__Work to be completed__: Search the material for the word "JSON" and copy each line that holds it.

__Source information__:
BEGIN

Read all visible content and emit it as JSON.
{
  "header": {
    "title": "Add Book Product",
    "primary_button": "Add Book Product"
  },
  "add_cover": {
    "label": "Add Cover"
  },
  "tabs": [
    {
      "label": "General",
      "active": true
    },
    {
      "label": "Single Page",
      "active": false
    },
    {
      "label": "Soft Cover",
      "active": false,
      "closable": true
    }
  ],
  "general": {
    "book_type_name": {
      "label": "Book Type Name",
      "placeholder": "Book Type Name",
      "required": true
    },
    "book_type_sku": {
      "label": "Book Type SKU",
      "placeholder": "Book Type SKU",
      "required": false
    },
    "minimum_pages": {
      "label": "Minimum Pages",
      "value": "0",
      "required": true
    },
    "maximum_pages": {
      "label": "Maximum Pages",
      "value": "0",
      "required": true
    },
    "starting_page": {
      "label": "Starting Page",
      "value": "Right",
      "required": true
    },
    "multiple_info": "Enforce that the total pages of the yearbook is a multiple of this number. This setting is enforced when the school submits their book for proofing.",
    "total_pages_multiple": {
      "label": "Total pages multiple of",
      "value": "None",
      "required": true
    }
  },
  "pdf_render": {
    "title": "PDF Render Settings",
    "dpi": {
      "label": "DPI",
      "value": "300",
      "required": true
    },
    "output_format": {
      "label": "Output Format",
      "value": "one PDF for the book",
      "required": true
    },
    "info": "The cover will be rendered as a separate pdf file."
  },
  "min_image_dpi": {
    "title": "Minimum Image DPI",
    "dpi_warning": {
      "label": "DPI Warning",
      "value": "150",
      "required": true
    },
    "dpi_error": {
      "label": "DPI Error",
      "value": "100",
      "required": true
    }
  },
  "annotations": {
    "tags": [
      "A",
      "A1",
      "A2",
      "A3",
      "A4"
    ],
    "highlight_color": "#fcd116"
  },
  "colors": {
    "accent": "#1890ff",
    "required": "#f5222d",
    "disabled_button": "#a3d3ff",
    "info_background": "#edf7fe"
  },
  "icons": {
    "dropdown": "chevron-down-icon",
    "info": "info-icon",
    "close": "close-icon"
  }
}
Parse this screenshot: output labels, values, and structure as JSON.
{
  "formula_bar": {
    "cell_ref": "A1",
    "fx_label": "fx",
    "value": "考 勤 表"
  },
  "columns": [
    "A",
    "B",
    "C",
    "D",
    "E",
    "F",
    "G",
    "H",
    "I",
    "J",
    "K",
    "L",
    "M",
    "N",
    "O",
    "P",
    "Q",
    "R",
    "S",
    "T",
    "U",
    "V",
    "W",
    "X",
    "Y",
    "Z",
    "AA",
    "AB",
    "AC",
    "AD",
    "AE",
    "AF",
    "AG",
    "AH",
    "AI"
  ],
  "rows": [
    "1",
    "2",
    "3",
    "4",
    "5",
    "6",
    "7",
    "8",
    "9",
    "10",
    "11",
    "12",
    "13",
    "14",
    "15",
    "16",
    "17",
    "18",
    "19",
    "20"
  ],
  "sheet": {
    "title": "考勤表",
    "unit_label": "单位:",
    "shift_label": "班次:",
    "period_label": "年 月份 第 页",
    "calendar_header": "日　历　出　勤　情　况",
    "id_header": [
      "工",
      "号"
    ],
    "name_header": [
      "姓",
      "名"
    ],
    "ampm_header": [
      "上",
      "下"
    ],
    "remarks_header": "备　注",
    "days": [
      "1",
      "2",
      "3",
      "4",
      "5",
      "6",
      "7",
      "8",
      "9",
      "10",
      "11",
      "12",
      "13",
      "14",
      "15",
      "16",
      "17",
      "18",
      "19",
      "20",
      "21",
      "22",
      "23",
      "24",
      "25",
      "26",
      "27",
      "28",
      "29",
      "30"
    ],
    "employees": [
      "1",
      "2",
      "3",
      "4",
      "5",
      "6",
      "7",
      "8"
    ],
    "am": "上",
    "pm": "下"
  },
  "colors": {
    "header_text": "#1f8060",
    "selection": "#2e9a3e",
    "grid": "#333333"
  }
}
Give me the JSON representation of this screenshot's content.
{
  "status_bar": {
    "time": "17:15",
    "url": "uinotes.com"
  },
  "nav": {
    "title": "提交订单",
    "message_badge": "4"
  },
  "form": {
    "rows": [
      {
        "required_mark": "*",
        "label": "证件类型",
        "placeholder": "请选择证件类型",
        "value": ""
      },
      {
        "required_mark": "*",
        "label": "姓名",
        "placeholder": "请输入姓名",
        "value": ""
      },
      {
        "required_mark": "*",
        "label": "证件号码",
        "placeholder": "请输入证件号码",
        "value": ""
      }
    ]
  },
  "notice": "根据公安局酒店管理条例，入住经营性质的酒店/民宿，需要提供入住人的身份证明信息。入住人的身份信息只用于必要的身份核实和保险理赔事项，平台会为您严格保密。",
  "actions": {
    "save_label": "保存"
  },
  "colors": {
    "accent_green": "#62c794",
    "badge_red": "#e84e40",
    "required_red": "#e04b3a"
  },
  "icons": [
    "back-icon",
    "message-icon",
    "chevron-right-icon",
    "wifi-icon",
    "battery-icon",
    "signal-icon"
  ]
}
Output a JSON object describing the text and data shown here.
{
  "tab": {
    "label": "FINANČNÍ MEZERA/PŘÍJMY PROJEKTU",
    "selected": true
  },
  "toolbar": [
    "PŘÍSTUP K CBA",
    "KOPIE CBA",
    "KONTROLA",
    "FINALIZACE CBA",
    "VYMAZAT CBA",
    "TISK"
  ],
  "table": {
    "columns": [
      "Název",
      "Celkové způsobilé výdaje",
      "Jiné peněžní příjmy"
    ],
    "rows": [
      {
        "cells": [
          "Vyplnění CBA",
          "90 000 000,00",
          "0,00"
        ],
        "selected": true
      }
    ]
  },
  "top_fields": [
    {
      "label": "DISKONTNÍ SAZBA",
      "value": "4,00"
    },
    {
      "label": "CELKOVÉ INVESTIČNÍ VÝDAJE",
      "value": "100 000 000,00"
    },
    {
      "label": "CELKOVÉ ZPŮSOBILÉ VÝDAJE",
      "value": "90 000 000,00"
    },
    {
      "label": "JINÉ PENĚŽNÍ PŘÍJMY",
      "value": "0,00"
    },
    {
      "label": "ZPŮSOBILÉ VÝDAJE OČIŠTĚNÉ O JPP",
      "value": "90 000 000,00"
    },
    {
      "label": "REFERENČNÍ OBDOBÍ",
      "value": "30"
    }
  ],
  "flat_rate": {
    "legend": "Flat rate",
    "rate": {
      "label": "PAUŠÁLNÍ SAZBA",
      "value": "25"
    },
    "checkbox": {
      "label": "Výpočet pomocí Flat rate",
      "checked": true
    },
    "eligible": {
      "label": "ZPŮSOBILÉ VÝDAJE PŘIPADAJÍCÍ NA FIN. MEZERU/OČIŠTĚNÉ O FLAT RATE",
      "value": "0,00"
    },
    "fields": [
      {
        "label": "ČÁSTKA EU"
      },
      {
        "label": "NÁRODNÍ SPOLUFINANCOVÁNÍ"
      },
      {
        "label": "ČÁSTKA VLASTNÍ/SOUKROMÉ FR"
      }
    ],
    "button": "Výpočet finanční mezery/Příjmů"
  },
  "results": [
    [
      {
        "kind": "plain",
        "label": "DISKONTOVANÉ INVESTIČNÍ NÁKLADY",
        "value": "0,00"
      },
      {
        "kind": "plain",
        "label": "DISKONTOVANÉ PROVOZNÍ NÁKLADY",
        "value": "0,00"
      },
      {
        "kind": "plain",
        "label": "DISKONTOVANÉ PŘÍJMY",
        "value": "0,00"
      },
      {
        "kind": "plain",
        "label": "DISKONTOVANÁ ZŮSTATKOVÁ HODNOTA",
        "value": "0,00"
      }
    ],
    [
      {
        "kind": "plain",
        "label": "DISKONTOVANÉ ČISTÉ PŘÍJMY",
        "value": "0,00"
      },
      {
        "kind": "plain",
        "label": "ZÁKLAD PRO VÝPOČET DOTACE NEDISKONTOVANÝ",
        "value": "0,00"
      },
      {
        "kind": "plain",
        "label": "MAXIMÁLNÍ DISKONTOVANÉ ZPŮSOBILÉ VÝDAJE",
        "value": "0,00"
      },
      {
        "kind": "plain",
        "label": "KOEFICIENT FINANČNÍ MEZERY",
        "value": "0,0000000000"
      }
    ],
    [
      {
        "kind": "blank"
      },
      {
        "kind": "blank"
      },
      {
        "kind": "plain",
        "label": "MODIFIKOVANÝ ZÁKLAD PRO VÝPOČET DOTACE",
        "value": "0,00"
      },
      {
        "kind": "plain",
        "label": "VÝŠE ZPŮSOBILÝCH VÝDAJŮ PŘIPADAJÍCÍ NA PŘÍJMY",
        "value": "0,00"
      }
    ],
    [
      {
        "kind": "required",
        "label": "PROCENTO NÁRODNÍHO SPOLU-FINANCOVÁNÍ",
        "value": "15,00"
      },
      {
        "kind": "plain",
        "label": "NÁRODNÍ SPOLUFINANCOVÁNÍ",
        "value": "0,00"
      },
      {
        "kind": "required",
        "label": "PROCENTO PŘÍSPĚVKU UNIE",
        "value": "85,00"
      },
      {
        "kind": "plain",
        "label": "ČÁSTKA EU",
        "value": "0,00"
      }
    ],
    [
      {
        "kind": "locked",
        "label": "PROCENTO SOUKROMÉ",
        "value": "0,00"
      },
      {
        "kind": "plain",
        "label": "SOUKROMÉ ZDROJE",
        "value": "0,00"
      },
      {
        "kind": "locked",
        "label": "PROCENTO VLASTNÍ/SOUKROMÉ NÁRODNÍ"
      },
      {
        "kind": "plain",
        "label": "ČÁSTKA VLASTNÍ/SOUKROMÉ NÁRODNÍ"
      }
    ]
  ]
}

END

__Problem solution__:
Read all visible content and emit it as JSON.
Parse this screenshot: output labels, values, and structure as JSON.
Give me the JSON representation of this screenshot's content.
Output a JSON object describing the text and data shown here.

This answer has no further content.